    Pubmed KoreaMed CrossRef
  12. Gladstone DJ, Danells CJ, Black SE. The fugl-meyer assessment of motor recovery after stroke: a critical review of its measurement properties. Neurorehabil Neural Repair 2002;16:232-40.
    Pubmed CrossRef
  13. Wu CY, Hung SJ, Lin KC, Chen KH, Chen P, Tsay PK. Responsiveness, minimal clinically important difference, and validity of the MoCA in stroke rehabilitation. Occup Ther Int 2019;2019:2517658.
    Pubmed KoreaMed CrossRef
  14. Chiti G, Pantoni L. Use of Montreal Cognitive Assessment in patients with stroke. Stroke 2014;45:3135-40.
    Pubmed CrossRef
  15. Guzik A, Drużbicki M, Przysada G, Kwolek A, Brzozowska-Magoń A, Wyszyńska J, et al. Assessment of test-retest reliability and internal consistency of the Wisconsin Gait Scale in hemiparetic post-stroke patients. Adv Rehabil 2016;30:41-53.
  16. Dagan M, Herman T, Harrison R, Zhou J, Giladi N, Ruffini G, et al. Multitarget transcranial direct current stimulation for freezing of gait in Parkinson's disease. Mov Disord 2018;33:642-6.
    Pubmed KoreaMed CrossRef
  17. Franck JA, Timmermans AAA, Seelen HAM. Effects of a dynamic hand orthosis for functional use of the impaired upper limb in sub-acute stroke patients: a multiple single case experimental design study. Technol Disabil 2013;25:177-87.
  18. Woo Y, Jeon H, Hwang S, Choi B, Lee J. Kinematics variations after spring-assisted orthosis training in persons with stroke. Prosthet Orthot Int 2013;37:311-6.
    Pubmed CrossRef
  19. Sabut SK, Sikdar C, Mondal R, Kumar R, Mahadevappa M. Restoration of gait and motor recovery by functional electrical stimulation therapy in persons with stroke. Disabil Rehabil 2010;32:1594-603.
    Pubmed CrossRef
  20. Verstraeten SMM, Mark RE, Sitskoorn MM. Motor and cognitive impairment after stroke: a common bond or a simultaneous deficit? Stroke Res Ther 2016;1:1.

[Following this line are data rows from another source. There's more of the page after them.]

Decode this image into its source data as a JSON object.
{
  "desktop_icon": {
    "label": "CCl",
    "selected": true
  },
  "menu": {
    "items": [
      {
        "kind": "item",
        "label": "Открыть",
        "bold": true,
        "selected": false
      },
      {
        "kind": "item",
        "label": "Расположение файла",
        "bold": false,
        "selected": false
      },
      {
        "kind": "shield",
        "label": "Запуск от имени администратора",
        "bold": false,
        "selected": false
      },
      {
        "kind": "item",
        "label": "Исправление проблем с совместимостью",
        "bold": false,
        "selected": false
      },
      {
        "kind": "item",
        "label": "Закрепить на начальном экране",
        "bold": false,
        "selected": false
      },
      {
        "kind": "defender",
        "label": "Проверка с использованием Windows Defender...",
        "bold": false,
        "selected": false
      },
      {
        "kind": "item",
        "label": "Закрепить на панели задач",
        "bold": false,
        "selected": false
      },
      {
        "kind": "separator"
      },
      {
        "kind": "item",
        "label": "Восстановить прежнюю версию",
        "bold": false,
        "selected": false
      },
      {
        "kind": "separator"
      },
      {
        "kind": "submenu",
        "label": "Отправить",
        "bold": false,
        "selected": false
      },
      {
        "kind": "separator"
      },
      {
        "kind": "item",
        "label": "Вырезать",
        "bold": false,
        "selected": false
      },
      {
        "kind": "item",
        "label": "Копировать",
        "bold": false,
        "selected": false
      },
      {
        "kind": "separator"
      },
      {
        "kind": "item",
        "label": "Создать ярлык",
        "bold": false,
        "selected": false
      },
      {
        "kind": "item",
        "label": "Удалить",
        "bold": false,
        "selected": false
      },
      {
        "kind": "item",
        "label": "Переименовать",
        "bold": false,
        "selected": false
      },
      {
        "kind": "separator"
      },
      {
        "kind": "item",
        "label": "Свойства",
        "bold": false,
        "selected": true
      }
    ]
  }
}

Full Text(PDF) Free

Cited By Articles
  • CrossRef (0)

Funding Information
  • Department of Physiotherapy, Punjabi University for resource allocation and participant recruitment
  • Medicaid India
  • Authorship and ethical issues